The latest report of the Bulletin of the American Meteorological Society on the State of the global climate, published today, confirms that 2020 was among the three warmest years on record, even with a cooling La Niña influence in the second half of the year.
The report found that the major indicators of climate change continued to reflect trends consistent with a warming planet. Several markers such as sea level, ocean heat content, and permafrost once again broke records set just one year prior. Notably, carbon dioxide (CO2) levels in the atmosphere also reached record highs in 2020, even with an estimated 6–7% reduction in carbon dioxide emissions due to the economic slowdown brought about by the global pandemic.
The 31st annual issuance of the report, led by NOAA National Centers for Environmental Information, provides a detailed update on global climate indicators, notable weather events and other data collected by environmental monitoring stations and instruments located on land, water, ice and in space.
Climate change indicators reach record highs

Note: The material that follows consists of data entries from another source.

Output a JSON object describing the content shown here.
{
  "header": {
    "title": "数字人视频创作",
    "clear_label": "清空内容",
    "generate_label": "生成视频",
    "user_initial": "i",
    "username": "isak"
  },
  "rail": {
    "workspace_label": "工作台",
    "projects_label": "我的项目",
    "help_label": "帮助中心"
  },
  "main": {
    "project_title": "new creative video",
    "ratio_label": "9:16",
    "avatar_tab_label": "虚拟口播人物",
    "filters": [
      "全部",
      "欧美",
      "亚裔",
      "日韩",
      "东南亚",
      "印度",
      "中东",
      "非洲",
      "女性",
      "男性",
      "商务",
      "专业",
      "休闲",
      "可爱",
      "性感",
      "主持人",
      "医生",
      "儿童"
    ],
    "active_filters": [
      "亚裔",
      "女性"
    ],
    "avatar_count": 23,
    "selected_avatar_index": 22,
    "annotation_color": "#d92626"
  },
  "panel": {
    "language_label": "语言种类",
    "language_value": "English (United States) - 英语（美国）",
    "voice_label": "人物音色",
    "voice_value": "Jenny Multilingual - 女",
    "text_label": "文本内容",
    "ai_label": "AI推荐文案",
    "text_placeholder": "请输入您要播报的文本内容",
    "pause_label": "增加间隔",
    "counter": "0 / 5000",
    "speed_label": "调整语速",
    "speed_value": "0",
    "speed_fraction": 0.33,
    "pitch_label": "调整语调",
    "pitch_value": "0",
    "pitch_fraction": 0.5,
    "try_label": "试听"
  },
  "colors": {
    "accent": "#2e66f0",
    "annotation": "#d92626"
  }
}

Greenhouse gaseswere the highest on record. The global annual average atmospheric CO2 concentration was 412.5 parts per million (ppm). This was 2.5 ppm greater than 2019 amounts, and was the highest in the modern 62-year measurement record and in ice core records dating back as far as 800,000 years. The year over year increase in methane (14.8 parts per billion) was the highest such increase since systematic measurements began.
Global surface temperature reached a near-record high. Annual global surface temperatures were 0.97°–1.12°F or 0.54°–0.62°C above the 1981–2010 average, depending on the dataset used. This places 2020 among the three warmest years since records began in the mid- to late 1800s.
Sea surface temperatures reached a near-record high. The globally averaged 2020 sea surface temperature was the third highest on record, surpassed only by 2016 and 2019, both of which were associated with El Niño events.
Global sea level was highest on record. For the ninth consecutive year, global average sea level rose to a new record high and was about 3.6 inches (91.3 mm) higher than the 1993 average, the year that marks the beginning of the satellite altimeter record. Global sea level is rising at an average rate of 1.2 inches (3.0 cm) per decade due to changes in climate. Melting of glaciers and ice sheets, along with warming oceans, account for the trend in rising global mean sea level.
According to JRC scientist Nadine Gobron, who co-edited the global chapter and was among the scientists from around the world who contributed to the report,
“this report includes new indicators that show how research using space observations, such as Copernicus data, makes a significant step forward in assessing climate change impacts on our planet.”
- State of the Climate 2020
- JRC Fraction of Absorbed Photosynthetically Active Radiation (FAPAR) project
- Copernicus – Europe’s Eyes on Earth
JRC Fraction of Absorbed Photosynthetically Active Radiation (FAPAR) project
- Publication date
- 25 August 2021